(Element data from apps and pages)
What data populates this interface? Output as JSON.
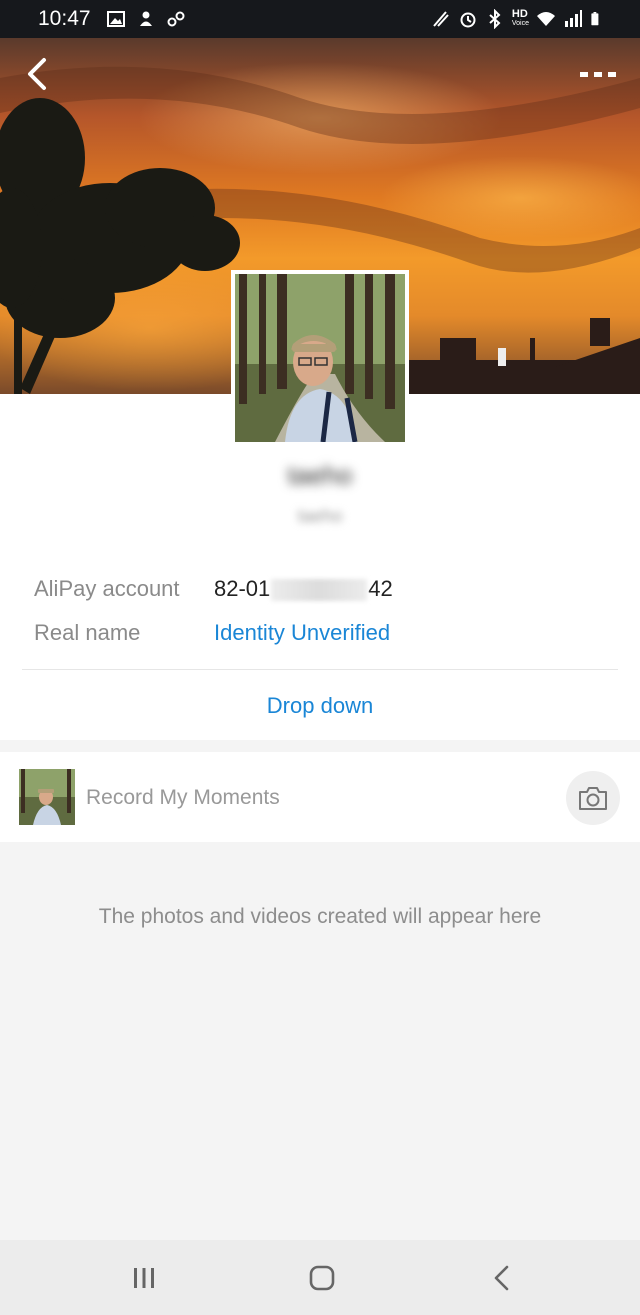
{
  "status_bar": {
    "time": "10:47",
    "left_icons": [
      "image-icon",
      "notification-icon",
      "link-icon"
    ],
    "right_icons": [
      "nfc-icon",
      "alarm-icon",
      "bluetooth-icon",
      "hd-voice-icon",
      "wifi-icon",
      "signal-icon",
      "battery-icon"
    ],
    "hd_text": "HD",
    "voice_text": "Voice"
  },
  "header": {
    "back_icon": "chevron-left-icon",
    "more_icon": "more-dots-icon"
  },
  "profile": {
    "name": "taeho",
    "subname": "taeho",
    "rows": [
      {
        "label": "AliPay account",
        "value_prefix": "82-01",
        "value_suffix": "42"
      },
      {
        "label": "Real name",
        "value": "Identity Unverified"
      }
    ],
    "dropdown_label": "Drop down"
  },
  "moments": {
    "label": "Record My Moments",
    "camera_icon": "camera-icon"
  },
  "empty_state": {
    "text": "The photos and videos created will appear here"
  },
  "nav_bar": {
    "icons": [
      "recents-icon",
      "home-icon",
      "back-icon"
    ]
  }
}
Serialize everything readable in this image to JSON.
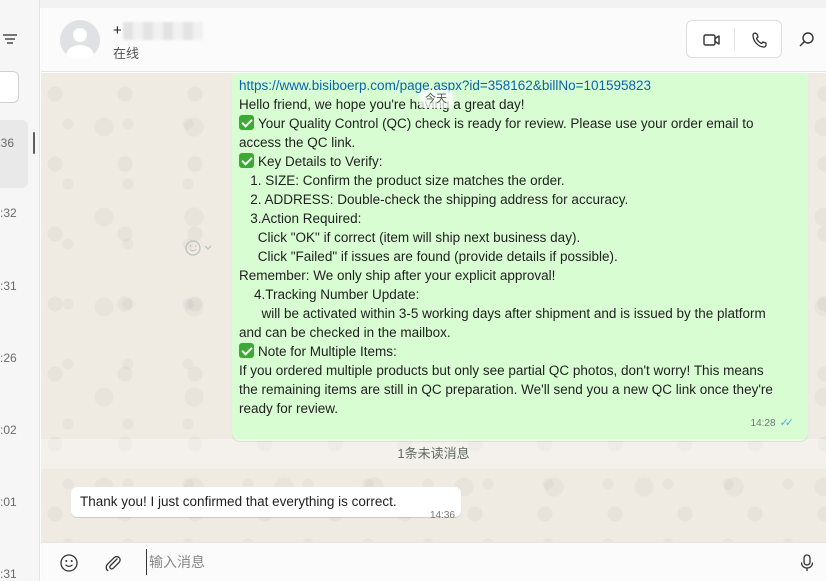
{
  "header": {
    "contact_name": "+",
    "contact_status": "在线"
  },
  "sidebar": {
    "times": [
      ":36",
      ":32",
      ":31",
      ":26",
      ":02",
      ":01",
      ":31"
    ]
  },
  "chat": {
    "date_pill": "今天",
    "outgoing": {
      "link": "https://www.bisiboerp.com/page.aspx?id=358162&billNo=101595823",
      "lines": [
        "Hello friend, we hope you're having a great day!",
        "Your Quality Control (QC) check is ready for review. Please use your order email to",
        "access the QC link.",
        "Key Details to Verify:",
        "   1. SIZE: Confirm the product size matches the order.",
        "   2. ADDRESS: Double-check the shipping address for accuracy.",
        "   3.Action Required:",
        "     Click \"OK\" if correct (item will ship next business day).",
        "     Click \"Failed\" if issues are found (provide details if possible).",
        "Remember: We only ship after your explicit approval!",
        "    4.Tracking Number Update:",
        "      will be activated within 3-5 working days after shipment and is issued by the platform",
        "and can be checked in the mailbox.",
        "Note for Multiple Items:",
        "If you ordered multiple products but only see partial QC photos, don't worry! This means",
        "the remaining items are still in QC preparation. We'll send you a new QC link once they're",
        "ready for review."
      ],
      "time": "14:28"
    },
    "unread_banner": "1条未读消息",
    "incoming": {
      "text": "Thank you! I just confirmed that everything is correct.",
      "time": "14:36"
    }
  },
  "composer": {
    "placeholder": "输入消息"
  },
  "colors": {
    "outgoing_bubble": "#d9fdd3",
    "chat_bg": "#efeae2",
    "link": "#0b63ad",
    "read_ticks": "#53a6e8"
  }
}
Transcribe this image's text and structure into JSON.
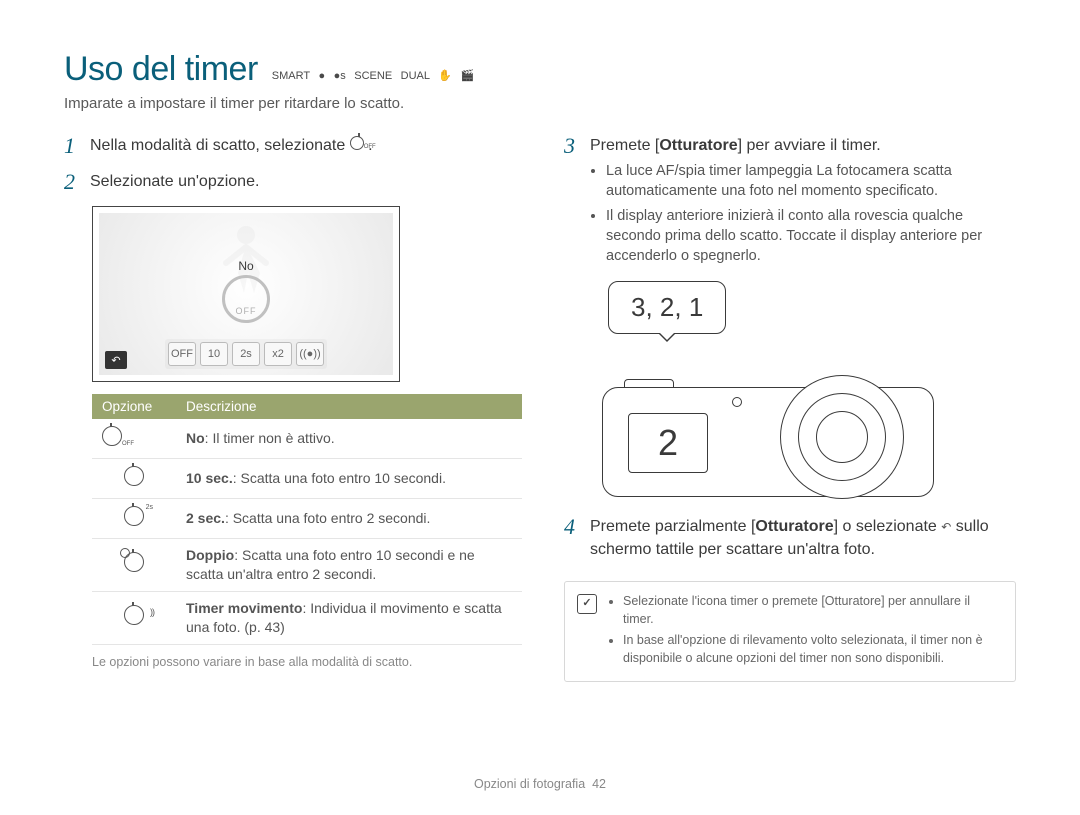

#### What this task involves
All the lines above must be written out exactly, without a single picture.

#### Completed exercise
What data populates this interface? Output as JSON.
{
  "status_bar": {
    "time": "10:47",
    "left_icons": [
      "image-icon",
      "notification-icon",
      "link-icon"
    ],
    "right_icons": [
      "nfc-icon",
      "alarm-icon",
      "bluetooth-icon",
      "hd-voice-icon",
      "wifi-icon",
      "signal-icon",
      "battery-icon"
    ],
    "hd_text": "HD",
    "voice_text": "Voice"
  },
  "header": {
    "back_icon": "chevron-left-icon",
    "more_icon": "more-dots-icon"
  },
  "profile": {
    "name": "taeho",
    "subname": "taeho",
    "rows": [
      {
        "label": "AliPay account",
        "value_prefix": "82-01",
        "value_suffix": "42"
      },
      {
        "label": "Real name",
        "value": "Identity Unverified"
      }
    ],
    "dropdown_label": "Drop down"
  },
  "moments": {
    "label": "Record My Moments",
    "camera_icon": "camera-icon"
  },
  "empty_state": {
    "text": "The photos and videos created will appear here"
  },
  "nav_bar": {
    "icons": [
      "recents-icon",
      "home-icon",
      "back-icon"
    ]
  }
}
Serialize everything readable in this image to JSON.
{
  "header": {
    "contact_name": "+",
    "contact_status": "在线"
  },
  "sidebar": {
    "times": [
      ":36",
      ":32",
      ":31",
      ":26",
      ":02",
      ":01",
      ":31"
    ]
  },
  "chat": {
    "date_pill": "今天",
    "outgoing": {
      "link": "https://www.bisiboerp.com/page.aspx?id=358162&billNo=101595823",
      "lines": [
        "Hello friend, we hope you're having a great day!",
        "Your Quality Control (QC) check is ready for review. Please use your order email to",
        "access the QC link.",
        "Key Details to Verify:",
        "   1. SIZE: Confirm the product size matches the order.",
        "   2. ADDRESS: Double-check the shipping address for accuracy.",
        "   3.Action Required:",
        "     Click \"OK\" if correct (item will ship next business day).",
        "     Click \"Failed\" if issues are found (provide details if possible).",
        "Remember: We only ship after your explicit approval!",
        "    4.Tracking Number Update:",
        "      will be activated within 3-5 working days after shipment and is issued by the platform",
        "and can be checked in the mailbox.",
        "Note for Multiple Items:",
        "If you ordered multiple products but only see partial QC photos, don't worry! This means",
        "the remaining items are still in QC preparation. We'll send you a new QC link once they're",
        "ready for review."
      ],
      "time": "14:28"
    },
    "unread_banner": "1条未读消息",
    "incoming": {
      "text": "Thank you! I just confirmed that everything is correct.",
      "time": "14:36"
    }
  },
  "composer": {
    "placeholder": "输入消息"
  },
  "colors": {
    "outgoing_bubble": "#d9fdd3",
    "chat_bg": "#efeae2",
    "link": "#0b63ad",
    "read_ticks": "#53a6e8"
  }
}
Transcribe this image's text and structure into JSON.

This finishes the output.